__WORK TO COMPLETE__
Copy all lines holding the word "true" from the entries.

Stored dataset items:
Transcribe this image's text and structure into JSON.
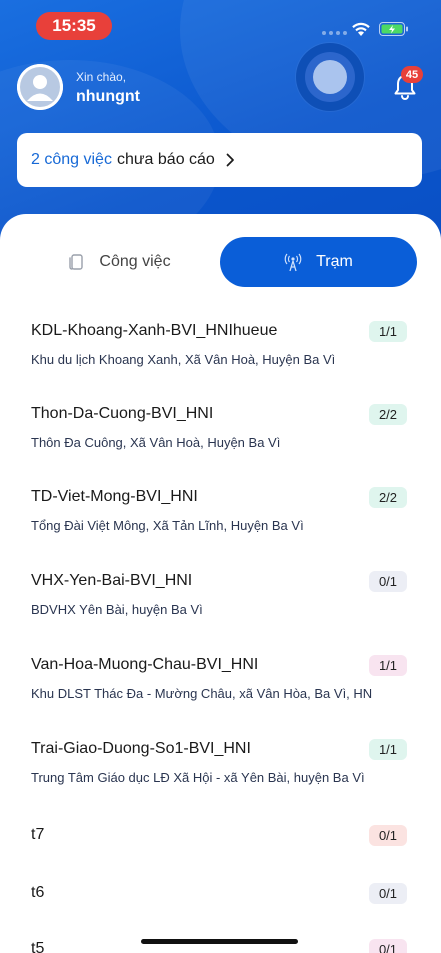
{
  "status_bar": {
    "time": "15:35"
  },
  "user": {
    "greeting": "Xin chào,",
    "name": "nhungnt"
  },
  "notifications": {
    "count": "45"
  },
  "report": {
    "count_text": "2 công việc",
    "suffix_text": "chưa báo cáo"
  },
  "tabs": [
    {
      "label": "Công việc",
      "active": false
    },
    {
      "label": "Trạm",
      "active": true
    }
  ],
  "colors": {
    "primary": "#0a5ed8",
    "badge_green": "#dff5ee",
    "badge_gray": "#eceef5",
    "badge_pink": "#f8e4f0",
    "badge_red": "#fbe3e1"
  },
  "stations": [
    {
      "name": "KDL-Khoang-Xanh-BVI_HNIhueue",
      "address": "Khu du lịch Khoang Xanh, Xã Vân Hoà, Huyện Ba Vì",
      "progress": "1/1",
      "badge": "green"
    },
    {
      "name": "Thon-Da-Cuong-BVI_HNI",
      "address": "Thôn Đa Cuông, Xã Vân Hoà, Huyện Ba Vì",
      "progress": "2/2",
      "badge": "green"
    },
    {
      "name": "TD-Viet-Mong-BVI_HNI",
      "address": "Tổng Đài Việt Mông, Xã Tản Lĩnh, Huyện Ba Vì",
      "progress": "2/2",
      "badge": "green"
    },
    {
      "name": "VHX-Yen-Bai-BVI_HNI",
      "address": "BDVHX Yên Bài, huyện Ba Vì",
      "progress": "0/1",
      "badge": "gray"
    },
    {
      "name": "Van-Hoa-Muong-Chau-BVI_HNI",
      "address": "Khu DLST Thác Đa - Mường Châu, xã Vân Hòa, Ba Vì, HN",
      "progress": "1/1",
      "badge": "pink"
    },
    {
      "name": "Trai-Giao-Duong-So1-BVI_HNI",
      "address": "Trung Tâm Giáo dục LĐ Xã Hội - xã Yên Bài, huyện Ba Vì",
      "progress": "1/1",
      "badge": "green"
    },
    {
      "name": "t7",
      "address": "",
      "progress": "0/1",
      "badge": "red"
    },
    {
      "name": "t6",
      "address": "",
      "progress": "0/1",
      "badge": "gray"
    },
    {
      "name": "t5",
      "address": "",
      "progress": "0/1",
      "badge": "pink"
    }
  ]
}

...

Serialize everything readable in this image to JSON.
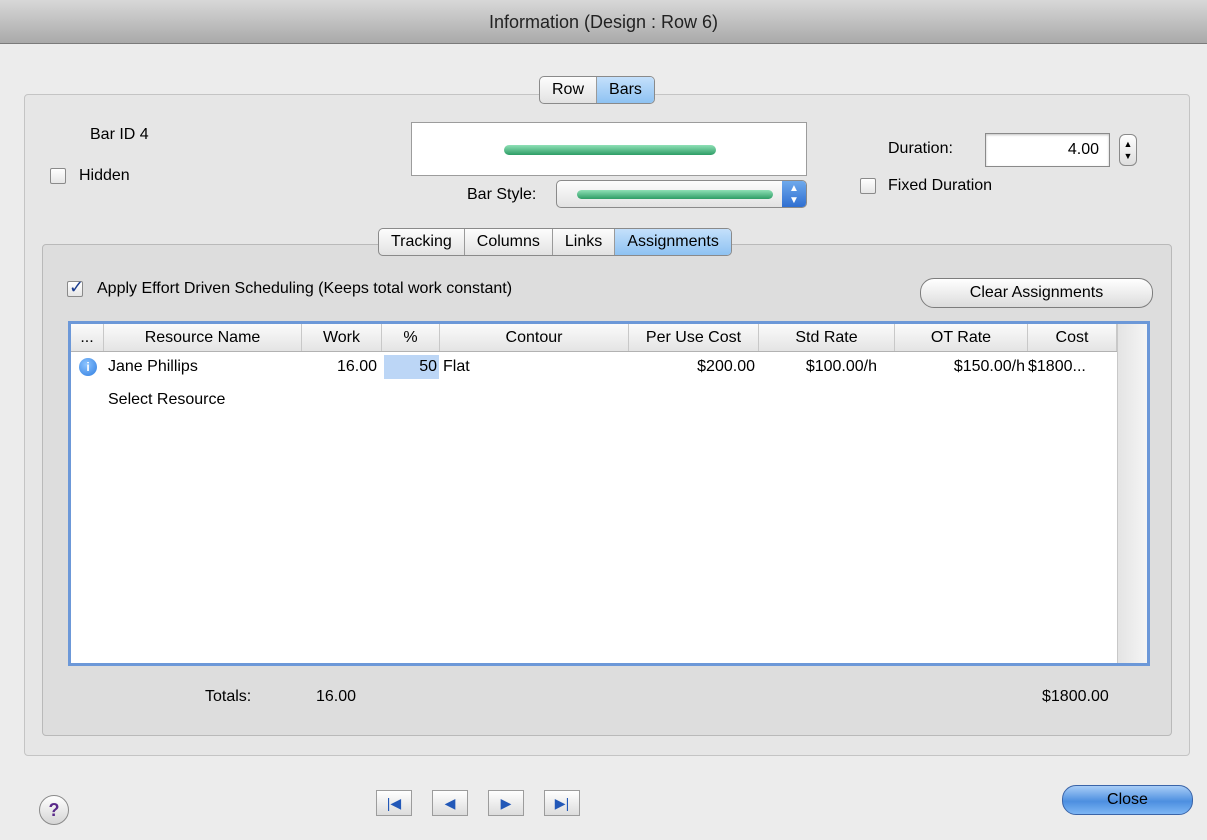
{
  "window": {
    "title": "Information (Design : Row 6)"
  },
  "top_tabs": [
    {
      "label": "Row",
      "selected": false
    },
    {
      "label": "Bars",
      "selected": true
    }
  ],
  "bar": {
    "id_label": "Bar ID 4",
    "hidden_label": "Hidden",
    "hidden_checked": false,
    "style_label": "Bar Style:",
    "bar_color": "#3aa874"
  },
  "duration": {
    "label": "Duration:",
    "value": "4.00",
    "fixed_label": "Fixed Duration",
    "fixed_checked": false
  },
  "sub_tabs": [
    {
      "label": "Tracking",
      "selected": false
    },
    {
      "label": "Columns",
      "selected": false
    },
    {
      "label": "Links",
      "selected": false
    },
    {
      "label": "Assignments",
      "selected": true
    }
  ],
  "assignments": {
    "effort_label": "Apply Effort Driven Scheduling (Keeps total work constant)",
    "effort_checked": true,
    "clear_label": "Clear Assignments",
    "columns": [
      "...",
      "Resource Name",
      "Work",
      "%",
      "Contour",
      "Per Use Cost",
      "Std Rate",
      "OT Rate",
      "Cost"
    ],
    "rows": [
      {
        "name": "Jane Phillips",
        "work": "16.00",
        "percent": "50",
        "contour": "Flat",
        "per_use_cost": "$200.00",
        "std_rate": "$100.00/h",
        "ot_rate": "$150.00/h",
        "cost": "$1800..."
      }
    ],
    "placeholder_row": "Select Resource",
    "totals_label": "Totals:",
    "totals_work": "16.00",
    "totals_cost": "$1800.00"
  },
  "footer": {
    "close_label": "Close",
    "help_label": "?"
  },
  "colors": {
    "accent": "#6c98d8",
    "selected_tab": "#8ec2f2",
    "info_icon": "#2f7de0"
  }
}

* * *

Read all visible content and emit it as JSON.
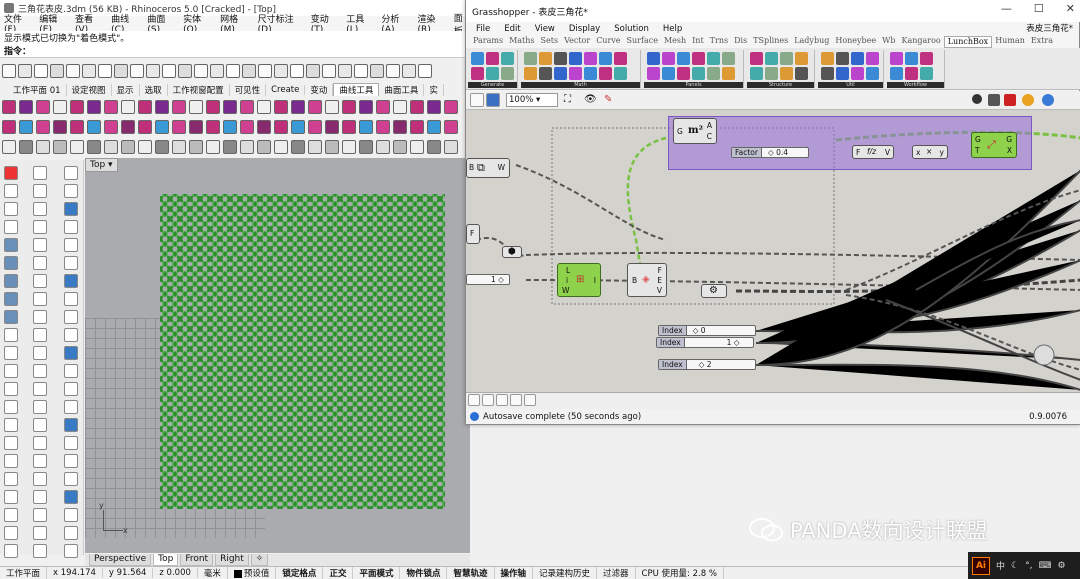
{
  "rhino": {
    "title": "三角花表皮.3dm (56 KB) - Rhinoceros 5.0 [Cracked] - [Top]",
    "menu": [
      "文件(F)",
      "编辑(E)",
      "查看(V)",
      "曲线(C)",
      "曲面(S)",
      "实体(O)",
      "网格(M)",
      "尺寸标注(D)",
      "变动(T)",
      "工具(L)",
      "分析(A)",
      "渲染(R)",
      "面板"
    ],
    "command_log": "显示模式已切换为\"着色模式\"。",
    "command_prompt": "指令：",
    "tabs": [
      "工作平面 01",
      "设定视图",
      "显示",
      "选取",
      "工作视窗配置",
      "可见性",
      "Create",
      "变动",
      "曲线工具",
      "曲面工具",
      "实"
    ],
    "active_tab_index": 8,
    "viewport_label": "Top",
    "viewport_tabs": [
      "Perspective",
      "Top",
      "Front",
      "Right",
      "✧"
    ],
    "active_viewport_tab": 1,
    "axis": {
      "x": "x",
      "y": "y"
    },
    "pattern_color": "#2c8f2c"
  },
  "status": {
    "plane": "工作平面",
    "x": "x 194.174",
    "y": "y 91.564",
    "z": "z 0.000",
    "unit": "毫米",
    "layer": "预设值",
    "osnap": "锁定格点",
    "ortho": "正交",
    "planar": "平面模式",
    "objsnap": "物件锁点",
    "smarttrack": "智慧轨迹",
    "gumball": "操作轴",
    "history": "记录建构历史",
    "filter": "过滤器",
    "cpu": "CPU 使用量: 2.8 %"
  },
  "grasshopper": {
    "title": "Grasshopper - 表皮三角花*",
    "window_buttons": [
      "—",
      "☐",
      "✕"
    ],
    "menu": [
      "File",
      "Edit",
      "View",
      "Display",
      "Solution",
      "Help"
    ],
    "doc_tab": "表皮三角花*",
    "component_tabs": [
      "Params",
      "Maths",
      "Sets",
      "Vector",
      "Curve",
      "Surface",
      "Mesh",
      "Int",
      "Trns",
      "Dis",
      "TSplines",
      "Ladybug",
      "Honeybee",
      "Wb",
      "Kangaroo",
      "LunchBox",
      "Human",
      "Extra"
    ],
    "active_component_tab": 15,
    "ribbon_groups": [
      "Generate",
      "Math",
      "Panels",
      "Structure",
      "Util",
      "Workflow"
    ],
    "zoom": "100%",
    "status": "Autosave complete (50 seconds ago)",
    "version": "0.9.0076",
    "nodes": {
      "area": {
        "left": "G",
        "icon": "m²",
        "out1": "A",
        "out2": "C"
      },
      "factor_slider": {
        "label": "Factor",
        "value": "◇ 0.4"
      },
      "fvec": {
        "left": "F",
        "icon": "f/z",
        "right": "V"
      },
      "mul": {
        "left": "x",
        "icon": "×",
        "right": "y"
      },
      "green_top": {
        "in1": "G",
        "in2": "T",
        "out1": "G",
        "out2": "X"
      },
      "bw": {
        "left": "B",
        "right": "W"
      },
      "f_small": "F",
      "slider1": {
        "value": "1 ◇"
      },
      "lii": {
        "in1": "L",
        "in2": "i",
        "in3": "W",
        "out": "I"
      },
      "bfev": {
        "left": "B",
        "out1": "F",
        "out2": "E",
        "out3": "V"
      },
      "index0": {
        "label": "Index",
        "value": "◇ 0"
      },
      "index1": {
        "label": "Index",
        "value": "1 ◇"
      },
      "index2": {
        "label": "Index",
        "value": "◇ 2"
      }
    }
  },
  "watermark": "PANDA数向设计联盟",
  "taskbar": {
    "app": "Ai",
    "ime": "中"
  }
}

__OUTPUT FOR THIS TASK__
      "active": true
      "selected": true
      "selected": true
    "effort_checked": true,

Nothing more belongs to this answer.